Equivalents: DNA/ Amount: DNA/ Wait Time*
Reagent 2′-O-methyl/Ribo 2′-O-methyl/Ribo Wait Time* DNA 2′-O-methyl Wait Time* Ribo
Phosphoramidites 22/33/66 40/60/120 μL 60 sec 180 sec 360 sec
S-Ethyl Tetrazole 70/105/210 40/60/120 μL 60 sec 180 min 360 sec
Acetic Anhydride 265/265/265 50/50/50 μL 10 sec 10 sec 10 sec
N-Methyl 502/502/502 50/50/50 μL 10 sec 10 sec 10 sec
Imidazole
TCA 238/475/475 250/500/500 μL 15 sec 15 sec 15 sec
Iodine 6.8/6.8/6.8 80/80/80 μL 30 sec 30 sec 30 sec
Beaucage 34/51/51 80/120/120 100 sec 200 sec 200 sec

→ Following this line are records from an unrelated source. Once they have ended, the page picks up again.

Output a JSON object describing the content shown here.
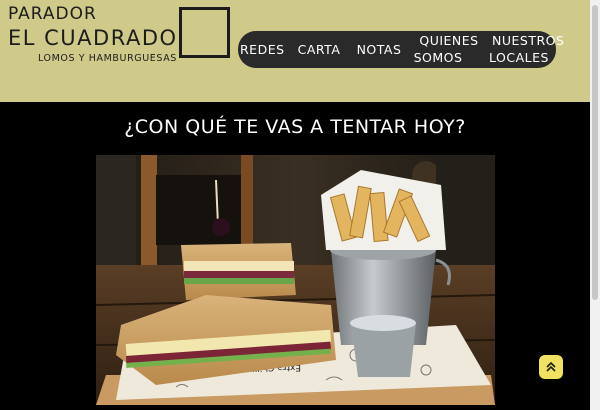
{
  "brand": {
    "line1": "PARADOR",
    "line2": "EL CUADRADO",
    "tagline": "LOMOS Y HAMBURGUESAS"
  },
  "nav": {
    "items": [
      {
        "line1": "REDES",
        "line2": ""
      },
      {
        "line1": "CARTA",
        "line2": ""
      },
      {
        "line1": "NOTAS",
        "line2": ""
      },
      {
        "line1": "QUIENES",
        "line2": "SOMOS"
      },
      {
        "line1": "NUESTROS",
        "line2": "LOCALES"
      }
    ]
  },
  "main": {
    "headline": "¿CON QUÉ TE VAS A TENTAR HOY?",
    "paper_text": "Extra Chilli"
  },
  "colors": {
    "header_bg": "#cfc98a",
    "nav_bg": "#2a2a2a",
    "page_bg": "#000000",
    "scroll_button_bg": "#f0e260"
  },
  "icons": {
    "logo": "square-outline-icon",
    "scroll_top": "double-chevron-up-icon"
  }
}
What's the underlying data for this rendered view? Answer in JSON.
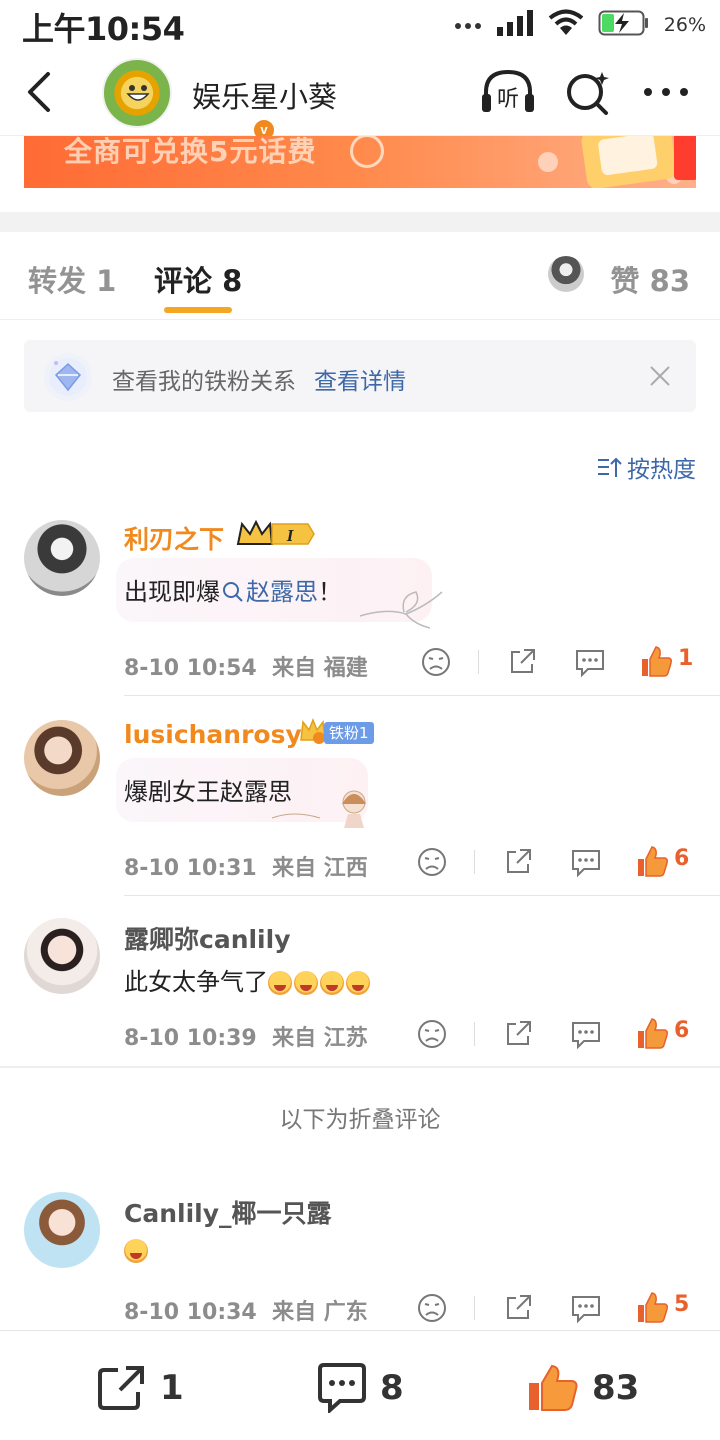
{
  "status_bar": {
    "time": "上午10:54",
    "battery": "26%"
  },
  "header": {
    "title": "娱乐星小葵",
    "listen_label": "听",
    "verified_mark": "v"
  },
  "ad": {
    "text": "全商可兑换5元话费"
  },
  "tabs": {
    "repost": "转发 1",
    "comment": "评论 8",
    "like": "赞 83"
  },
  "fan_notice": {
    "text": "查看我的铁粉关系",
    "link": "查看详情"
  },
  "sort": {
    "label": "按热度"
  },
  "comments": [
    {
      "name": "利刃之下",
      "badge_level": "I",
      "text_prefix": "出现即爆",
      "search_term": "赵露思",
      "text_suffix": "！",
      "time": "8-10 10:54",
      "location": "来自 福建",
      "likes": "1"
    },
    {
      "name": "lusichanrosy",
      "fan_badge": "铁粉1",
      "text": "爆剧女王赵露思",
      "time": "8-10 10:31",
      "location": "来自 江西",
      "likes": "6"
    },
    {
      "name": "露卿弥canlily",
      "text": "此女太争气了",
      "time": "8-10 10:39",
      "location": "来自 江苏",
      "likes": "6"
    }
  ],
  "folded": {
    "label": "以下为折叠评论",
    "comment": {
      "name": "Canlily_椰一只露",
      "time": "8-10 10:34",
      "location": "来自 广东",
      "likes": "5"
    }
  },
  "bottom_bar": {
    "reposts": "1",
    "comments": "8",
    "likes": "83"
  },
  "colors": {
    "accent": "#f5a623",
    "link": "#3e69a8",
    "like": "#e8612c",
    "name_orange": "#f18a1e"
  }
}
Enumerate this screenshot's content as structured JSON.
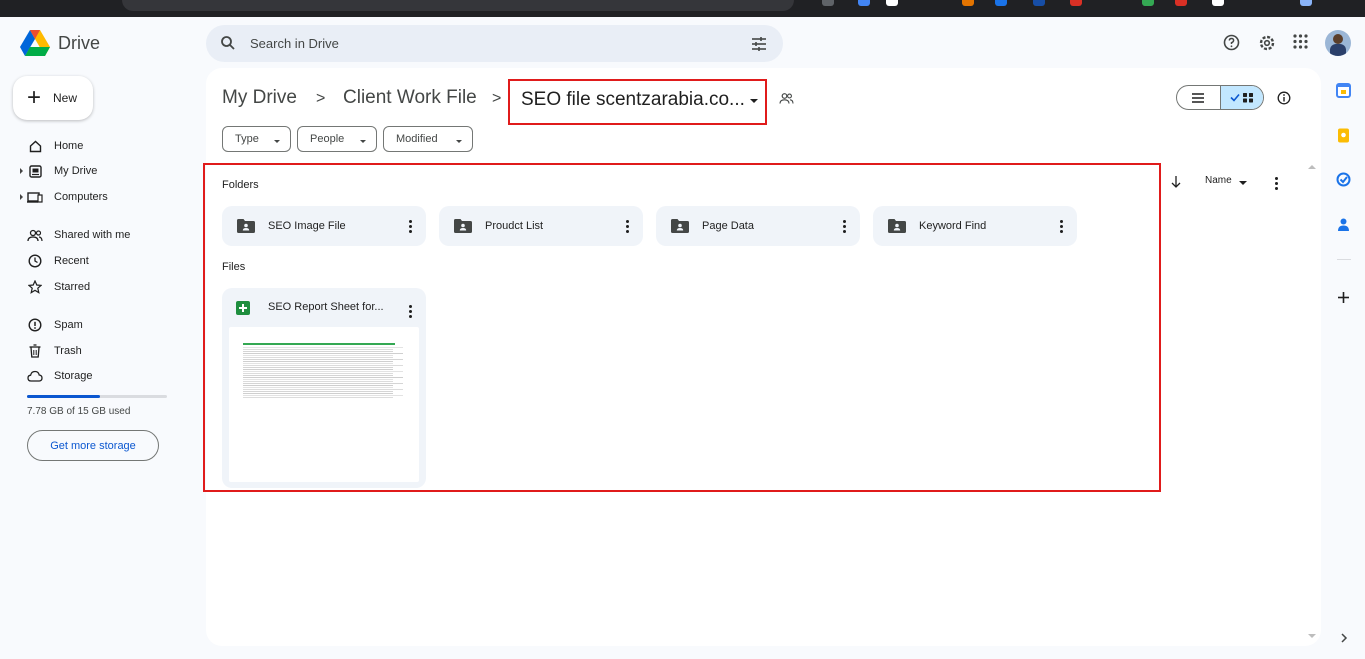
{
  "app": {
    "brand": "Drive"
  },
  "search": {
    "placeholder": "Search in Drive"
  },
  "new_button": {
    "label": "New"
  },
  "sidebar": {
    "items": [
      {
        "label": "Home",
        "icon": "home-icon"
      },
      {
        "label": "My Drive",
        "icon": "my-drive-icon"
      },
      {
        "label": "Computers",
        "icon": "computer-icon"
      },
      {
        "label": "Shared with me",
        "icon": "people-icon"
      },
      {
        "label": "Recent",
        "icon": "clock-icon"
      },
      {
        "label": "Starred",
        "icon": "star-icon"
      },
      {
        "label": "Spam",
        "icon": "spam-icon"
      },
      {
        "label": "Trash",
        "icon": "trash-icon"
      },
      {
        "label": "Storage",
        "icon": "cloud-icon"
      }
    ],
    "storage_text": "7.78 GB of 15 GB used",
    "storage_used_fraction": 0.52,
    "get_storage_label": "Get more storage"
  },
  "breadcrumb": {
    "items": [
      "My Drive",
      "Client Work File"
    ],
    "separator": ">",
    "current": "SEO file scentzarabia.co..."
  },
  "filters": [
    "Type",
    "People",
    "Modified"
  ],
  "sort": {
    "label": "Name"
  },
  "folders_section": {
    "label": "Folders",
    "folders": [
      "SEO Image File",
      "Proudct List",
      "Page Data",
      "Keyword Find"
    ]
  },
  "files_section": {
    "label": "Files",
    "files": [
      {
        "name": "SEO Report Sheet for...",
        "type": "sheets-icon"
      }
    ]
  },
  "colors": {
    "accent": "#0b57d0",
    "highlight_box": "#e01b1b",
    "selected_view": "#c2e7ff",
    "sheets_green": "#1e8e3e"
  }
}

Acetonitrile NA 1150/1150/1150 μL NA NA NA
Wait time does not include contact time during delivery.
Tandem synthesis utilizes double coupling of linker molecule

Classifications
U.S. Classification514/44.00R, 536/24.5
International ClassificationC07H21/02, A61K38/00, A61K31/7105, C12N15/87, C12N15/113, C12N15/11, C12N15/115
Cooperative ClassificationC12N2310/332, C12N2310/321, C12N2310/315, C12Y104/03003, C12N15/113, C12N15/1138, C12Y114/19001, C12N15/1132, C12N2310/111, A61K38/00, C12N2330/30, C12N2310/121, C12Y604/01002, C12N2320/32, C12Y103/0103, C12Y207/11001, C12N2310/53, C12Y207/07049, C12N15/115, C12N2310/346, C12N2310/322, C12N2310/318, C12N2310/12, C12N15/1137, C12N15/111, C12Y301/03048, A61K49/0008, C12N15/87, C12Y207/11013, C12N2310/14, C12N2310/317
European ClassificationC12Y604/01002, C12Y301/03048, C12Y207/11001, C12Y103/01030, C12Y114/19001, C12Y207/07049, C12Y207/11013, C12Y104/03003, C12N15/11M, A61K49/00H6, C12N15/87, C12N15/113A1, C12N15/113, C12N15/113D, C12N15/115, C12N15/113E
Legal Events
DateCodeEventDescription
Mar 18, 2013FPAYFee payment
Year of fee payment: 4